EXERCISE - Return the data below unaltered, but strip out the pictures.

Website and app data records:

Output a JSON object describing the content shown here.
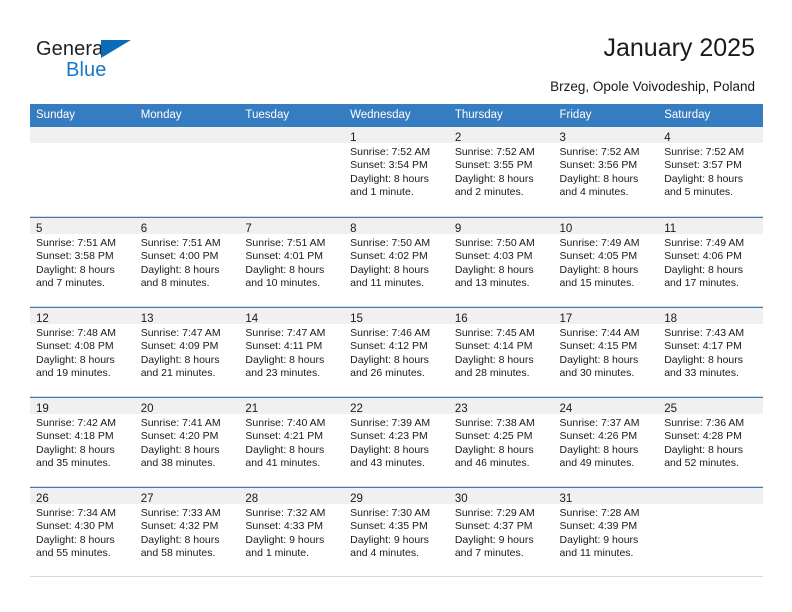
{
  "brand": {
    "name_top": "General",
    "name_bottom": "Blue",
    "triangle_icon": "triangle-icon",
    "color_dark": "#231f20",
    "color_blue": "#1878c8"
  },
  "header": {
    "title": "January 2025",
    "subtitle": "Brzeg, Opole Voivodeship, Poland"
  },
  "theme": {
    "header_blue": "#357cc0",
    "daynum_band": "#f0f0f0",
    "cell_border": "#d9d9d9"
  },
  "calendar": {
    "weekday_headers": [
      "Sunday",
      "Monday",
      "Tuesday",
      "Wednesday",
      "Thursday",
      "Friday",
      "Saturday"
    ],
    "weeks": [
      [
        {
          "day": "",
          "lines": []
        },
        {
          "day": "",
          "lines": []
        },
        {
          "day": "",
          "lines": []
        },
        {
          "day": "1",
          "lines": [
            "Sunrise: 7:52 AM",
            "Sunset: 3:54 PM",
            "Daylight: 8 hours",
            "and 1 minute."
          ]
        },
        {
          "day": "2",
          "lines": [
            "Sunrise: 7:52 AM",
            "Sunset: 3:55 PM",
            "Daylight: 8 hours",
            "and 2 minutes."
          ]
        },
        {
          "day": "3",
          "lines": [
            "Sunrise: 7:52 AM",
            "Sunset: 3:56 PM",
            "Daylight: 8 hours",
            "and 4 minutes."
          ]
        },
        {
          "day": "4",
          "lines": [
            "Sunrise: 7:52 AM",
            "Sunset: 3:57 PM",
            "Daylight: 8 hours",
            "and 5 minutes."
          ]
        }
      ],
      [
        {
          "day": "5",
          "lines": [
            "Sunrise: 7:51 AM",
            "Sunset: 3:58 PM",
            "Daylight: 8 hours",
            "and 7 minutes."
          ]
        },
        {
          "day": "6",
          "lines": [
            "Sunrise: 7:51 AM",
            "Sunset: 4:00 PM",
            "Daylight: 8 hours",
            "and 8 minutes."
          ]
        },
        {
          "day": "7",
          "lines": [
            "Sunrise: 7:51 AM",
            "Sunset: 4:01 PM",
            "Daylight: 8 hours",
            "and 10 minutes."
          ]
        },
        {
          "day": "8",
          "lines": [
            "Sunrise: 7:50 AM",
            "Sunset: 4:02 PM",
            "Daylight: 8 hours",
            "and 11 minutes."
          ]
        },
        {
          "day": "9",
          "lines": [
            "Sunrise: 7:50 AM",
            "Sunset: 4:03 PM",
            "Daylight: 8 hours",
            "and 13 minutes."
          ]
        },
        {
          "day": "10",
          "lines": [
            "Sunrise: 7:49 AM",
            "Sunset: 4:05 PM",
            "Daylight: 8 hours",
            "and 15 minutes."
          ]
        },
        {
          "day": "11",
          "lines": [
            "Sunrise: 7:49 AM",
            "Sunset: 4:06 PM",
            "Daylight: 8 hours",
            "and 17 minutes."
          ]
        }
      ],
      [
        {
          "day": "12",
          "lines": [
            "Sunrise: 7:48 AM",
            "Sunset: 4:08 PM",
            "Daylight: 8 hours",
            "and 19 minutes."
          ]
        },
        {
          "day": "13",
          "lines": [
            "Sunrise: 7:47 AM",
            "Sunset: 4:09 PM",
            "Daylight: 8 hours",
            "and 21 minutes."
          ]
        },
        {
          "day": "14",
          "lines": [
            "Sunrise: 7:47 AM",
            "Sunset: 4:11 PM",
            "Daylight: 8 hours",
            "and 23 minutes."
          ]
        },
        {
          "day": "15",
          "lines": [
            "Sunrise: 7:46 AM",
            "Sunset: 4:12 PM",
            "Daylight: 8 hours",
            "and 26 minutes."
          ]
        },
        {
          "day": "16",
          "lines": [
            "Sunrise: 7:45 AM",
            "Sunset: 4:14 PM",
            "Daylight: 8 hours",
            "and 28 minutes."
          ]
        },
        {
          "day": "17",
          "lines": [
            "Sunrise: 7:44 AM",
            "Sunset: 4:15 PM",
            "Daylight: 8 hours",
            "and 30 minutes."
          ]
        },
        {
          "day": "18",
          "lines": [
            "Sunrise: 7:43 AM",
            "Sunset: 4:17 PM",
            "Daylight: 8 hours",
            "and 33 minutes."
          ]
        }
      ],
      [
        {
          "day": "19",
          "lines": [
            "Sunrise: 7:42 AM",
            "Sunset: 4:18 PM",
            "Daylight: 8 hours",
            "and 35 minutes."
          ]
        },
        {
          "day": "20",
          "lines": [
            "Sunrise: 7:41 AM",
            "Sunset: 4:20 PM",
            "Daylight: 8 hours",
            "and 38 minutes."
          ]
        },
        {
          "day": "21",
          "lines": [
            "Sunrise: 7:40 AM",
            "Sunset: 4:21 PM",
            "Daylight: 8 hours",
            "and 41 minutes."
          ]
        },
        {
          "day": "22",
          "lines": [
            "Sunrise: 7:39 AM",
            "Sunset: 4:23 PM",
            "Daylight: 8 hours",
            "and 43 minutes."
          ]
        },
        {
          "day": "23",
          "lines": [
            "Sunrise: 7:38 AM",
            "Sunset: 4:25 PM",
            "Daylight: 8 hours",
            "and 46 minutes."
          ]
        },
        {
          "day": "24",
          "lines": [
            "Sunrise: 7:37 AM",
            "Sunset: 4:26 PM",
            "Daylight: 8 hours",
            "and 49 minutes."
          ]
        },
        {
          "day": "25",
          "lines": [
            "Sunrise: 7:36 AM",
            "Sunset: 4:28 PM",
            "Daylight: 8 hours",
            "and 52 minutes."
          ]
        }
      ],
      [
        {
          "day": "26",
          "lines": [
            "Sunrise: 7:34 AM",
            "Sunset: 4:30 PM",
            "Daylight: 8 hours",
            "and 55 minutes."
          ]
        },
        {
          "day": "27",
          "lines": [
            "Sunrise: 7:33 AM",
            "Sunset: 4:32 PM",
            "Daylight: 8 hours",
            "and 58 minutes."
          ]
        },
        {
          "day": "28",
          "lines": [
            "Sunrise: 7:32 AM",
            "Sunset: 4:33 PM",
            "Daylight: 9 hours",
            "and 1 minute."
          ]
        },
        {
          "day": "29",
          "lines": [
            "Sunrise: 7:30 AM",
            "Sunset: 4:35 PM",
            "Daylight: 9 hours",
            "and 4 minutes."
          ]
        },
        {
          "day": "30",
          "lines": [
            "Sunrise: 7:29 AM",
            "Sunset: 4:37 PM",
            "Daylight: 9 hours",
            "and 7 minutes."
          ]
        },
        {
          "day": "31",
          "lines": [
            "Sunrise: 7:28 AM",
            "Sunset: 4:39 PM",
            "Daylight: 9 hours",
            "and 11 minutes."
          ]
        },
        {
          "day": "",
          "lines": []
        }
      ]
    ]
  }
}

OUTPUT -
Output a JSON object describing the content shown here.
{
  "brand": {
    "name_top": "General",
    "name_bottom": "Blue",
    "triangle_icon": "triangle-icon",
    "color_dark": "#231f20",
    "color_blue": "#1878c8"
  },
  "header": {
    "title": "January 2025",
    "subtitle": "Brzeg, Opole Voivodeship, Poland"
  },
  "theme": {
    "header_blue": "#357cc0",
    "daynum_band": "#f0f0f0",
    "cell_border": "#d9d9d9"
  },
  "calendar": {
    "weekday_headers": [
      "Sunday",
      "Monday",
      "Tuesday",
      "Wednesday",
      "Thursday",
      "Friday",
      "Saturday"
    ],
    "weeks": [
      [
        {
          "day": "",
          "lines": []
        },
        {
          "day": "",
          "lines": []
        },
        {
          "day": "",
          "lines": []
        },
        {
          "day": "1",
          "lines": [
            "Sunrise: 7:52 AM",
            "Sunset: 3:54 PM",
            "Daylight: 8 hours",
            "and 1 minute."
          ]
        },
        {
          "day": "2",
          "lines": [
            "Sunrise: 7:52 AM",
            "Sunset: 3:55 PM",
            "Daylight: 8 hours",
            "and 2 minutes."
          ]
        },
        {
          "day": "3",
          "lines": [
            "Sunrise: 7:52 AM",
            "Sunset: 3:56 PM",
            "Daylight: 8 hours",
            "and 4 minutes."
          ]
        },
        {
          "day": "4",
          "lines": [
            "Sunrise: 7:52 AM",
            "Sunset: 3:57 PM",
            "Daylight: 8 hours",
            "and 5 minutes."
          ]
        }
      ],
      [
        {
          "day": "5",
          "lines": [
            "Sunrise: 7:51 AM",
            "Sunset: 3:58 PM",
            "Daylight: 8 hours",
            "and 7 minutes."
          ]
        },
        {
          "day": "6",
          "lines": [
            "Sunrise: 7:51 AM",
            "Sunset: 4:00 PM",
            "Daylight: 8 hours",
            "and 8 minutes."
          ]
        },
        {
          "day": "7",
          "lines": [
            "Sunrise: 7:51 AM",
            "Sunset: 4:01 PM",
            "Daylight: 8 hours",
            "and 10 minutes."
          ]
        },
        {
          "day": "8",
          "lines": [
            "Sunrise: 7:50 AM",
            "Sunset: 4:02 PM",
            "Daylight: 8 hours",
            "and 11 minutes."
          ]
        },
        {
          "day": "9",
          "lines": [
            "Sunrise: 7:50 AM",
            "Sunset: 4:03 PM",
            "Daylight: 8 hours",
            "and 13 minutes."
          ]
        },
        {
          "day": "10",
          "lines": [
            "Sunrise: 7:49 AM",
            "Sunset: 4:05 PM",
            "Daylight: 8 hours",
            "and 15 minutes."
          ]
        },
        {
          "day": "11",
          "lines": [
            "Sunrise: 7:49 AM",
            "Sunset: 4:06 PM",
            "Daylight: 8 hours",
            "and 17 minutes."
          ]
        }
      ],
      [
        {
          "day": "12",
          "lines": [
            "Sunrise: 7:48 AM",
            "Sunset: 4:08 PM",
            "Daylight: 8 hours",
            "and 19 minutes."
          ]
        },
        {
          "day": "13",
          "lines": [
            "Sunrise: 7:47 AM",
            "Sunset: 4:09 PM",
            "Daylight: 8 hours",
            "and 21 minutes."
          ]
        },
        {
          "day": "14",
          "lines": [
            "Sunrise: 7:47 AM",
            "Sunset: 4:11 PM",
            "Daylight: 8 hours",
            "and 23 minutes."
          ]
        },
        {
          "day": "15",
          "lines": [
            "Sunrise: 7:46 AM",
            "Sunset: 4:12 PM",
            "Daylight: 8 hours",
            "and 26 minutes."
          ]
        },
        {
          "day": "16",
          "lines": [
            "Sunrise: 7:45 AM",
            "Sunset: 4:14 PM",
            "Daylight: 8 hours",
            "and 28 minutes."
          ]
        },
        {
          "day": "17",
          "lines": [
            "Sunrise: 7:44 AM",
            "Sunset: 4:15 PM",
            "Daylight: 8 hours",
            "and 30 minutes."
          ]
        },
        {
          "day": "18",
          "lines": [
            "Sunrise: 7:43 AM",
            "Sunset: 4:17 PM",
            "Daylight: 8 hours",
            "and 33 minutes."
          ]
        }
      ],
      [
        {
          "day": "19",
          "lines": [
            "Sunrise: 7:42 AM",
            "Sunset: 4:18 PM",
            "Daylight: 8 hours",
            "and 35 minutes."
          ]
        },
        {
          "day": "20",
          "lines": [
            "Sunrise: 7:41 AM",
            "Sunset: 4:20 PM",
            "Daylight: 8 hours",
            "and 38 minutes."
          ]
        },
        {
          "day": "21",
          "lines": [
            "Sunrise: 7:40 AM",
            "Sunset: 4:21 PM",
            "Daylight: 8 hours",
            "and 41 minutes."
          ]
        },
        {
          "day": "22",
          "lines": [
            "Sunrise: 7:39 AM",
            "Sunset: 4:23 PM",
            "Daylight: 8 hours",
            "and 43 minutes."
          ]
        },
        {
          "day": "23",
          "lines": [
            "Sunrise: 7:38 AM",
            "Sunset: 4:25 PM",
            "Daylight: 8 hours",
            "and 46 minutes."
          ]
        },
        {
          "day": "24",
          "lines": [
            "Sunrise: 7:37 AM",
            "Sunset: 4:26 PM",
            "Daylight: 8 hours",
            "and 49 minutes."
          ]
        },
        {
          "day": "25",
          "lines": [
            "Sunrise: 7:36 AM",
            "Sunset: 4:28 PM",
            "Daylight: 8 hours",
            "and 52 minutes."
          ]
        }
      ],
      [
        {
          "day": "26",
          "lines": [
            "Sunrise: 7:34 AM",
            "Sunset: 4:30 PM",
            "Daylight: 8 hours",
            "and 55 minutes."
          ]
        },
        {
          "day": "27",
          "lines": [
            "Sunrise: 7:33 AM",
            "Sunset: 4:32 PM",
            "Daylight: 8 hours",
            "and 58 minutes."
          ]
        },
        {
          "day": "28",
          "lines": [
            "Sunrise: 7:32 AM",
            "Sunset: 4:33 PM",
            "Daylight: 9 hours",
            "and 1 minute."
          ]
        },
        {
          "day": "29",
          "lines": [
            "Sunrise: 7:30 AM",
            "Sunset: 4:35 PM",
            "Daylight: 9 hours",
            "and 4 minutes."
          ]
        },
        {
          "day": "30",
          "lines": [
            "Sunrise: 7:29 AM",
            "Sunset: 4:37 PM",
            "Daylight: 9 hours",
            "and 7 minutes."
          ]
        },
        {
          "day": "31",
          "lines": [
            "Sunrise: 7:28 AM",
            "Sunset: 4:39 PM",
            "Daylight: 9 hours",
            "and 11 minutes."
          ]
        },
        {
          "day": "",
          "lines": []
        }
      ]
    ]
  }
}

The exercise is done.